* **PROBLEM DESCRIPTION**:
Retype the full set of records. Keep every character identical.

* **RECORDS SUPPLIED**:
^^^^^^^^^^^^^^^^

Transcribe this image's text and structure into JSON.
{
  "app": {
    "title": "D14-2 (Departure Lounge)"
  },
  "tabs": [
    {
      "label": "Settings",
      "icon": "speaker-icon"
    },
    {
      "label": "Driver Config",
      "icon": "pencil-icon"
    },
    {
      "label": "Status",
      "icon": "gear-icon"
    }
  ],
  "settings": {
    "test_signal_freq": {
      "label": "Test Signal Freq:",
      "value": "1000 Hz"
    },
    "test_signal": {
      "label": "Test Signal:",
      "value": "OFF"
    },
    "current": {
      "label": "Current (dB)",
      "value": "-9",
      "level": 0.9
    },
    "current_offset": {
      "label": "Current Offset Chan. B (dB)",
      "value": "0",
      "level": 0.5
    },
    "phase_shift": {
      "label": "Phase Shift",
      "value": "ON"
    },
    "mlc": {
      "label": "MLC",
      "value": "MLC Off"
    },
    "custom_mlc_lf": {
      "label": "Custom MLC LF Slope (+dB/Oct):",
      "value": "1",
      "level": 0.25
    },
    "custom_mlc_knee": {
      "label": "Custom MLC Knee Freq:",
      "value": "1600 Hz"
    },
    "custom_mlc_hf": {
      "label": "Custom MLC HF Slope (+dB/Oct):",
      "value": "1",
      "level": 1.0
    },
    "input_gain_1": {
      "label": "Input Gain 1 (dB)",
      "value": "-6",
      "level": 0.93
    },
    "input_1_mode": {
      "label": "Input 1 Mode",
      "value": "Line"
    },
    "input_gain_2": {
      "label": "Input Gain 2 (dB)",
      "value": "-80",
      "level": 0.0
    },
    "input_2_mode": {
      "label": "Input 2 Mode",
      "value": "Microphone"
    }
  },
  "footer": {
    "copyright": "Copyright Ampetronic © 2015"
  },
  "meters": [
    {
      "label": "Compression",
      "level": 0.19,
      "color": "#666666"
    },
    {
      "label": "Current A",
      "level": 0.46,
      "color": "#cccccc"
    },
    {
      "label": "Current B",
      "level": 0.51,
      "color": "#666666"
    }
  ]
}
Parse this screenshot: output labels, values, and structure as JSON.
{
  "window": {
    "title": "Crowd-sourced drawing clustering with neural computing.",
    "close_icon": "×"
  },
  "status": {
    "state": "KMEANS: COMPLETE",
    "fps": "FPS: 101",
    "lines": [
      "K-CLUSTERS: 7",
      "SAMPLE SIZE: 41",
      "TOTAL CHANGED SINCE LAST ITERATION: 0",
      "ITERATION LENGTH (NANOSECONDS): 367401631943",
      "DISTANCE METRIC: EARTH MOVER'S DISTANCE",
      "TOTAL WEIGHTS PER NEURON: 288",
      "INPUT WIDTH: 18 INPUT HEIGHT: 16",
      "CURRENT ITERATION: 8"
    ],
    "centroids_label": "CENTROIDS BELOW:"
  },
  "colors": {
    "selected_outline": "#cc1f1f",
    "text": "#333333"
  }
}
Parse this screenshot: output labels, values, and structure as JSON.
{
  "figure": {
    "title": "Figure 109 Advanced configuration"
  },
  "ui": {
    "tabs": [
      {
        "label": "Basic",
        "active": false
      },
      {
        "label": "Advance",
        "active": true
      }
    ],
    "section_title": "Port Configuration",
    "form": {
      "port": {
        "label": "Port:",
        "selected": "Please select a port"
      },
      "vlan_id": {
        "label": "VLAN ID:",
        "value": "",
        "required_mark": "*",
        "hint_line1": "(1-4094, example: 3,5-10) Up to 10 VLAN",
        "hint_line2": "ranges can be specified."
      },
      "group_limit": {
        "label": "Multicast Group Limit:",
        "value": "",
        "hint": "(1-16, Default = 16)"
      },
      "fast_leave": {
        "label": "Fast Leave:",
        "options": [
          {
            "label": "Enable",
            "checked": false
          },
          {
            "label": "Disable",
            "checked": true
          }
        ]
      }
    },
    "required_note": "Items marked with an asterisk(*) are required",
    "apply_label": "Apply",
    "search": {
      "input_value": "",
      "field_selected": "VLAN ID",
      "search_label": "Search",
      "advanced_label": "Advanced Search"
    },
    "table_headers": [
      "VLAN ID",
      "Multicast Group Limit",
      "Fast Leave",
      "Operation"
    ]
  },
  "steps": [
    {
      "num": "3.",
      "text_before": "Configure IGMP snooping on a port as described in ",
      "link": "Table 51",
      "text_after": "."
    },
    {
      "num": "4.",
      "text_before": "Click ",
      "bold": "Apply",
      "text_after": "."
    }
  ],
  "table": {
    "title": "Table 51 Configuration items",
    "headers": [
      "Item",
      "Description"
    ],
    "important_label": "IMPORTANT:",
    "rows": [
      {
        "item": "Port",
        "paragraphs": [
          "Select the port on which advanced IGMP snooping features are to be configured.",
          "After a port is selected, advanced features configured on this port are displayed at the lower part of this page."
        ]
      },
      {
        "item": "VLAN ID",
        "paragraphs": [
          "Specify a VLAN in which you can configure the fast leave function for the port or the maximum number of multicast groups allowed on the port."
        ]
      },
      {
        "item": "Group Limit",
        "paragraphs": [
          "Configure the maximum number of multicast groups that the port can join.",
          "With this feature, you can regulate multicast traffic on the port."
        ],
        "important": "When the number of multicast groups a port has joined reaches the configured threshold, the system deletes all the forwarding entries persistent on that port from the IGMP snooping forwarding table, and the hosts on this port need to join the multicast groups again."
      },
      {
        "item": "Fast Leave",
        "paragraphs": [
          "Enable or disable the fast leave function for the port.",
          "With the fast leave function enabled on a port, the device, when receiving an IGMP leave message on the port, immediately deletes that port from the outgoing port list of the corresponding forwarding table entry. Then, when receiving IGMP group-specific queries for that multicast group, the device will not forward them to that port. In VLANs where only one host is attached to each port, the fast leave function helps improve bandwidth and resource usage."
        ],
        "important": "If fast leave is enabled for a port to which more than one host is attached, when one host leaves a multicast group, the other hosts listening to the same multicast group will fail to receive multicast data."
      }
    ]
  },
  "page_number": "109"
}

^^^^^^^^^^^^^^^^

* **ANSWER TO THIS EXERCISE**:
Transcribe this image's text and structure into JSON.
{
  "app": {
    "title": "D14-2 (Departure Lounge)"
  },
  "tabs": [
    {
      "label": "Settings",
      "icon": "speaker-icon"
    },
    {
      "label": "Driver Config",
      "icon": "pencil-icon"
    },
    {
      "label": "Status",
      "icon": "gear-icon"
    }
  ],
  "settings": {
    "test_signal_freq": {
      "label": "Test Signal Freq:",
      "value": "1000 Hz"
    },
    "test_signal": {
      "label": "Test Signal:",
      "value": "OFF"
    },
    "current": {
      "label": "Current (dB)",
      "value": "-9",
      "level": 0.9
    },
    "current_offset": {
      "label": "Current Offset Chan. B (dB)",
      "value": "0",
      "level": 0.5
    },
    "phase_shift": {
      "label": "Phase Shift",
      "value": "ON"
    },
    "mlc": {
      "label": "MLC",
      "value": "MLC Off"
    },
    "custom_mlc_lf": {
      "label": "Custom MLC LF Slope (+dB/Oct):",
      "value": "1",
      "level": 0.25
    },
    "custom_mlc_knee": {
      "label": "Custom MLC Knee Freq:",
      "value": "1600 Hz"
    },
    "custom_mlc_hf": {
      "label": "Custom MLC HF Slope (+dB/Oct):",
      "value": "1",
      "level": 1.0
    },
    "input_gain_1": {
      "label": "Input Gain 1 (dB)",
      "value": "-6",
      "level": 0.93
    },
    "input_1_mode": {
      "label": "Input 1 Mode",
      "value": "Line"
    },
    "input_gain_2": {
      "label": "Input Gain 2 (dB)",
      "value": "-80",
      "level": 0.0
    },
    "input_2_mode": {
      "label": "Input 2 Mode",
      "value": "Microphone"
    }
  },
  "footer": {
    "copyright": "Copyright Ampetronic © 2015"
  },
  "meters": [
    {
      "label": "Compression",
      "level": 0.19,
      "color": "#666666"
    },
    {
      "label": "Current A",
      "level": 0.46,
      "color": "#cccccc"
    },
    {
      "label": "Current B",
      "level": 0.51,
      "color": "#666666"
    }
  ]
}
Parse this screenshot: output labels, values, and structure as JSON.
{
  "window": {
    "title": "Crowd-sourced drawing clustering with neural computing.",
    "close_icon": "×"
  },
  "status": {
    "state": "KMEANS: COMPLETE",
    "fps": "FPS: 101",
    "lines": [
      "K-CLUSTERS: 7",
      "SAMPLE SIZE: 41",
      "TOTAL CHANGED SINCE LAST ITERATION: 0",
      "ITERATION LENGTH (NANOSECONDS): 367401631943",
      "DISTANCE METRIC: EARTH MOVER'S DISTANCE",
      "TOTAL WEIGHTS PER NEURON: 288",
      "INPUT WIDTH: 18 INPUT HEIGHT: 16",
      "CURRENT ITERATION: 8"
    ],
    "centroids_label": "CENTROIDS BELOW:"
  },
  "colors": {
    "selected_outline": "#cc1f1f",
    "text": "#333333"
  }
}
Parse this screenshot: output labels, values, and structure as JSON.
{
  "figure": {
    "title": "Figure 109 Advanced configuration"
  },
  "ui": {
    "tabs": [
      {
        "label": "Basic",
        "active": false
      },
      {
        "label": "Advance",
        "active": true
      }
    ],
    "section_title": "Port Configuration",
    "form": {
      "port": {
        "label": "Port:",
        "selected": "Please select a port"
      },
      "vlan_id": {
        "label": "VLAN ID:",
        "value": "",
        "required_mark": "*",
        "hint_line1": "(1-4094, example: 3,5-10) Up to 10 VLAN",
        "hint_line2": "ranges can be specified."
      },
      "group_limit": {
        "label": "Multicast Group Limit:",
        "value": "",
        "hint": "(1-16, Default = 16)"
      },
      "fast_leave": {
        "label": "Fast Leave:",
        "options": [
          {
            "label": "Enable",
            "checked": false
          },
          {
            "label": "Disable",
            "checked": true
          }
        ]
      }
    },
    "required_note": "Items marked with an asterisk(*) are required",
    "apply_label": "Apply",
    "search": {
      "input_value": "",
      "field_selected": "VLAN ID",
      "search_label": "Search",
      "advanced_label": "Advanced Search"
    },
    "table_headers": [
      "VLAN ID",
      "Multicast Group Limit",
      "Fast Leave",
      "Operation"
    ]
  },
  "steps": [
    {
      "num": "3.",
      "text_before": "Configure IGMP snooping on a port as described in ",
      "link": "Table 51",
      "text_after": "."
    },
    {
      "num": "4.",
      "text_before": "Click ",
      "bold": "Apply",
      "text_after": "."
    }
  ],
  "table": {
    "title": "Table 51 Configuration items",
    "headers": [
      "Item",
      "Description"
    ],
    "important_label": "IMPORTANT:",
    "rows": [
      {
        "item": "Port",
        "paragraphs": [
          "Select the port on which advanced IGMP snooping features are to be configured.",
          "After a port is selected, advanced features configured on this port are displayed at the lower part of this page."
        ]
      },
      {
        "item": "VLAN ID",
        "paragraphs": [
          "Specify a VLAN in which you can configure the fast leave function for the port or the maximum number of multicast groups allowed on the port."
        ]
      },
      {
        "item": "Group Limit",
        "paragraphs": [
          "Configure the maximum number of multicast groups that the port can join.",
          "With this feature, you can regulate multicast traffic on the port."
        ],
        "important": "When the number of multicast groups a port has joined reaches the configured threshold, the system deletes all the forwarding entries persistent on that port from the IGMP snooping forwarding table, and the hosts on this port need to join the multicast groups again."
      },
      {
        "item": "Fast Leave",
        "paragraphs": [
          "Enable or disable the fast leave function for the port.",
          "With the fast leave function enabled on a port, the device, when receiving an IGMP leave message on the port, immediately deletes that port from the outgoing port list of the corresponding forwarding table entry. Then, when receiving IGMP group-specific queries for that multicast group, the device will not forward them to that port. In VLANs where only one host is attached to each port, the fast leave function helps improve bandwidth and resource usage."
        ],
        "important": "If fast leave is enabled for a port to which more than one host is attached, when one host leaves a multicast group, the other hosts listening to the same multicast group will fail to receive multicast data."
      }
    ]
  },
  "page_number": "109"
}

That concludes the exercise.